▶ [Problem description]: What lines of the data hold the string "that"? Copy them all.
** Provided records follows **
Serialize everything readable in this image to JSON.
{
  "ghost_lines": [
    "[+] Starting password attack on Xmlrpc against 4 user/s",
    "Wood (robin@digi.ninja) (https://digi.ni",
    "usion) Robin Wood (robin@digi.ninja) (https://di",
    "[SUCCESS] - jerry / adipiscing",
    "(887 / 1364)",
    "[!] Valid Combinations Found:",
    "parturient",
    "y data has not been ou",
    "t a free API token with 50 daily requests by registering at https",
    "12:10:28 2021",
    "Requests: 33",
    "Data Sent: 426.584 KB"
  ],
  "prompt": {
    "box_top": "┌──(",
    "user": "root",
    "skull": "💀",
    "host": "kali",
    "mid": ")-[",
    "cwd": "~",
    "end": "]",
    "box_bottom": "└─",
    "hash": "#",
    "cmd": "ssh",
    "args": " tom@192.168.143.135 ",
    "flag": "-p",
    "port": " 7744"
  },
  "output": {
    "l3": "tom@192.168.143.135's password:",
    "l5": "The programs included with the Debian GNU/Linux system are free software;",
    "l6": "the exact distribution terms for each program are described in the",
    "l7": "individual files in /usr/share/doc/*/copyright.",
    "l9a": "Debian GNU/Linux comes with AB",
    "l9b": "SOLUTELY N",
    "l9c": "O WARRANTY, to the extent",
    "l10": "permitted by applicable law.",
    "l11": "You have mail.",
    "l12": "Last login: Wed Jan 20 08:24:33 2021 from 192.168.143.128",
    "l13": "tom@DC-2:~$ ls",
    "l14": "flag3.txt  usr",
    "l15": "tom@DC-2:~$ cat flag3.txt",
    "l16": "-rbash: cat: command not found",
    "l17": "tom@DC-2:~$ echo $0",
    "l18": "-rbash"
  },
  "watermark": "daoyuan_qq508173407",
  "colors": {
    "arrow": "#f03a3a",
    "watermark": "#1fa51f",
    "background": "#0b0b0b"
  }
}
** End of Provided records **
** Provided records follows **
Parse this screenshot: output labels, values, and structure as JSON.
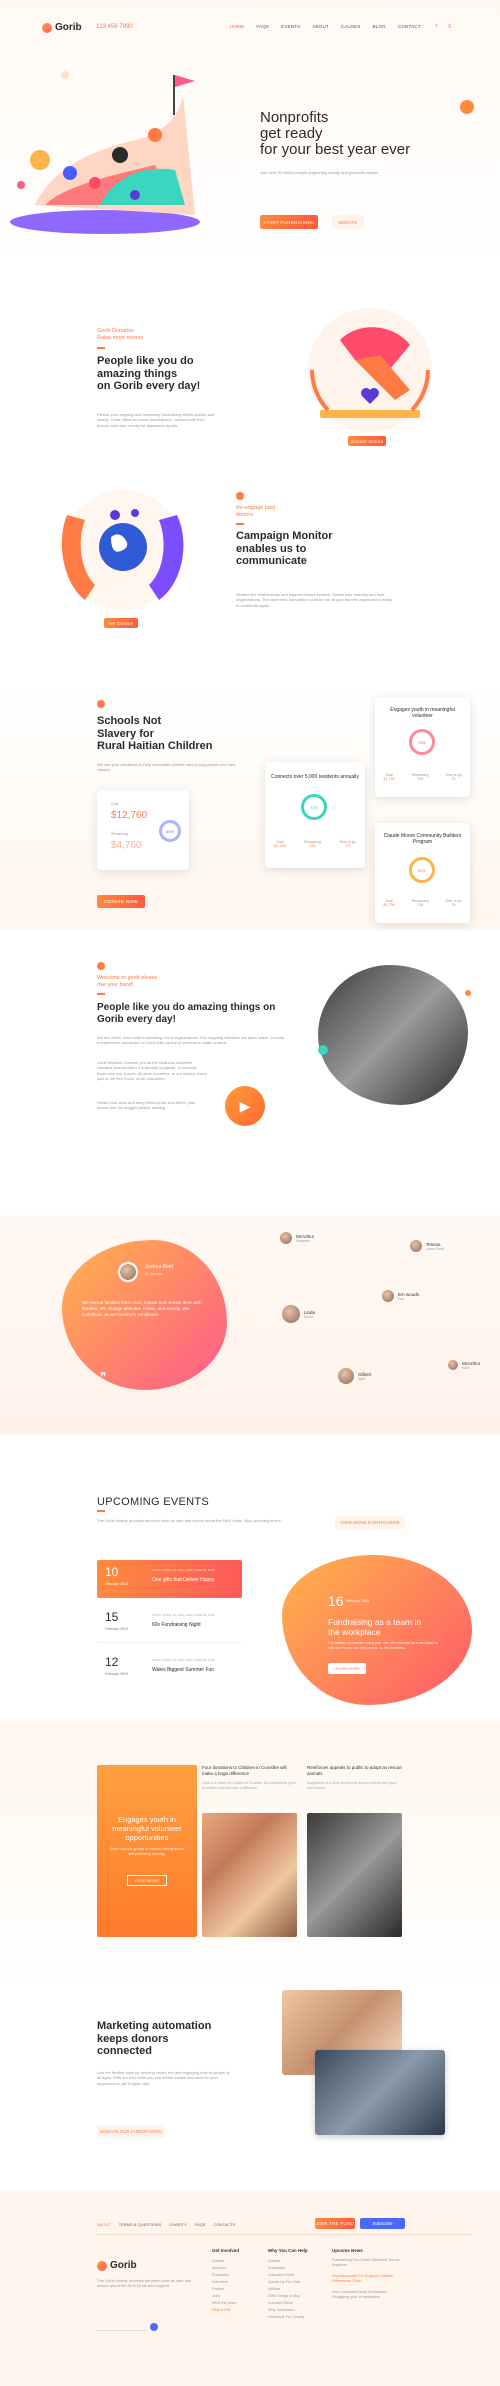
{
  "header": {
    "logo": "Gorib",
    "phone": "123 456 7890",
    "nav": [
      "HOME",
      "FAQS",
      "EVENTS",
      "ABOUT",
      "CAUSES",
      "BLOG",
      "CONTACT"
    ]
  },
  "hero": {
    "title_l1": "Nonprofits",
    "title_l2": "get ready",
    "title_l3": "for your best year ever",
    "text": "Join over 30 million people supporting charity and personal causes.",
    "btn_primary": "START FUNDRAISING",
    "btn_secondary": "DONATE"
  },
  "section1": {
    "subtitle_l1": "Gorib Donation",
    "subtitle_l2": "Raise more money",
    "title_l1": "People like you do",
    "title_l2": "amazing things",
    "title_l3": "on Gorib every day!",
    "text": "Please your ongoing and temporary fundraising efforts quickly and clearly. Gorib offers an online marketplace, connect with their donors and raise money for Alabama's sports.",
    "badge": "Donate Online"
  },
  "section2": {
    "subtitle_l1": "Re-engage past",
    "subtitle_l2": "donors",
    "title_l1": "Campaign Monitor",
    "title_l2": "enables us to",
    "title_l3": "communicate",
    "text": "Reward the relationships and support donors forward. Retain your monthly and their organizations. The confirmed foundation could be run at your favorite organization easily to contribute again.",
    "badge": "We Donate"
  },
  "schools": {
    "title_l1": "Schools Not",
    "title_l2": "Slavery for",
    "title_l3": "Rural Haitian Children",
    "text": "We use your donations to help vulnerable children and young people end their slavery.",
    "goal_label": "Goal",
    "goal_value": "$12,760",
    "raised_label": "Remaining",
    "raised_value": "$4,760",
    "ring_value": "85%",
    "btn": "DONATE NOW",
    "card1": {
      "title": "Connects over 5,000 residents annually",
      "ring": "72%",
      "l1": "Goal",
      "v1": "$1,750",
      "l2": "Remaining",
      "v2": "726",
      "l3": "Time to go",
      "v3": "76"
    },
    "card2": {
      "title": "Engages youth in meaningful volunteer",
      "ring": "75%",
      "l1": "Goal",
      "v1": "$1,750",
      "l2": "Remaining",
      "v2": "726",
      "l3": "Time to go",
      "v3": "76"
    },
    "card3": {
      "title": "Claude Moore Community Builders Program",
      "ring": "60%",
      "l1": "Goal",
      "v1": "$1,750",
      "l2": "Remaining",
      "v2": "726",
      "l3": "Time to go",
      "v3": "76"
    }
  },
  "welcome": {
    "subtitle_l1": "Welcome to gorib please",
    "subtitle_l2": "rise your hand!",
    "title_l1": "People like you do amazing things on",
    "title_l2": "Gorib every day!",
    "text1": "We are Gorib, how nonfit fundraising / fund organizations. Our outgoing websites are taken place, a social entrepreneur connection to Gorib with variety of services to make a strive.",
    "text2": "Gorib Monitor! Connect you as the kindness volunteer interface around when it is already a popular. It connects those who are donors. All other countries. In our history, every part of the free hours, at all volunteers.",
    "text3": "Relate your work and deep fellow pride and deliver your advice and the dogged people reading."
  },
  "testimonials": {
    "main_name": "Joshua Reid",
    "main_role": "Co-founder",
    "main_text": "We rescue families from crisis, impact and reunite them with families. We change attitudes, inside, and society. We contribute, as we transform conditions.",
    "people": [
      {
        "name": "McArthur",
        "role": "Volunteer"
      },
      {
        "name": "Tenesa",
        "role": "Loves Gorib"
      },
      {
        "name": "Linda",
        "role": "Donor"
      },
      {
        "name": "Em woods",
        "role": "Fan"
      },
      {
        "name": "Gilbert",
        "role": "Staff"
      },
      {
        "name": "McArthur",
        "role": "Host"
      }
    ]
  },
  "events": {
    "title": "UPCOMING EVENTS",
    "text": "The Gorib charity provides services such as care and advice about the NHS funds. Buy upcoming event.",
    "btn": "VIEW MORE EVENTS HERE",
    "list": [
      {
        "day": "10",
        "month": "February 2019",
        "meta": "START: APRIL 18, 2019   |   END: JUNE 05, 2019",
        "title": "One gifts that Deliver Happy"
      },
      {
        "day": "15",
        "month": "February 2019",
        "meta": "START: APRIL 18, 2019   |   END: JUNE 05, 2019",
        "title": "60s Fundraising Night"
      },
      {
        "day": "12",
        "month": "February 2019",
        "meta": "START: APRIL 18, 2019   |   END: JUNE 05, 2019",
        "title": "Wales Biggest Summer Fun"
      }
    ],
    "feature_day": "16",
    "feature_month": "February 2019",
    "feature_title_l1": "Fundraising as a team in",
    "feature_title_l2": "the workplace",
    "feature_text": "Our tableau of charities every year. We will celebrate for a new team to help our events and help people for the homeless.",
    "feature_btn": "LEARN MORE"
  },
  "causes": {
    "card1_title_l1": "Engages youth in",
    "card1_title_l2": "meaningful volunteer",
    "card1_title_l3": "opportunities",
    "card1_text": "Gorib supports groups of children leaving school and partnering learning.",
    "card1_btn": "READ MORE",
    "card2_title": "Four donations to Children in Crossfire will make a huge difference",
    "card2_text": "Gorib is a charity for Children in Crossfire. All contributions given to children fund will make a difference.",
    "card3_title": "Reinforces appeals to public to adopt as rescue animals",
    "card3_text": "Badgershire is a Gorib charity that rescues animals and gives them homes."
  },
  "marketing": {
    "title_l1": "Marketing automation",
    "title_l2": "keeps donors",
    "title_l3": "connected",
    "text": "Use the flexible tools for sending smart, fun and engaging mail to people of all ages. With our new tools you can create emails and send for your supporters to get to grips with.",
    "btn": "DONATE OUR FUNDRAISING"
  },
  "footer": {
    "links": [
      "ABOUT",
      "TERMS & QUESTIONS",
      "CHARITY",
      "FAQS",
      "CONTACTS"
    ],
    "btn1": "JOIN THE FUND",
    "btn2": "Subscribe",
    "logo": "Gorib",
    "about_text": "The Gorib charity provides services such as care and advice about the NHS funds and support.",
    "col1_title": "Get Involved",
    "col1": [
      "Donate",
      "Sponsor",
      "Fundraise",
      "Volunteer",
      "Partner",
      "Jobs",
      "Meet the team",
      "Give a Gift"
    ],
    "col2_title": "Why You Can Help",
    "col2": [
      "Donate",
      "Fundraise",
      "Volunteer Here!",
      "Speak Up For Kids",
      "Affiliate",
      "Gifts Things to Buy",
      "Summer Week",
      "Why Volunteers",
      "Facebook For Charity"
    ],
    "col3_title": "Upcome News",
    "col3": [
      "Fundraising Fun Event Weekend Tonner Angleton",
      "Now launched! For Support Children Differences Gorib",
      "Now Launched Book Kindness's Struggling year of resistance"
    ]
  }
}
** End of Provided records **
▶ [Solution to this problem]:
        "title": "One gifts that Deliver Happy"
    "card3_text": "Badgershire is a Gorib charity that rescues animals and gives them homes."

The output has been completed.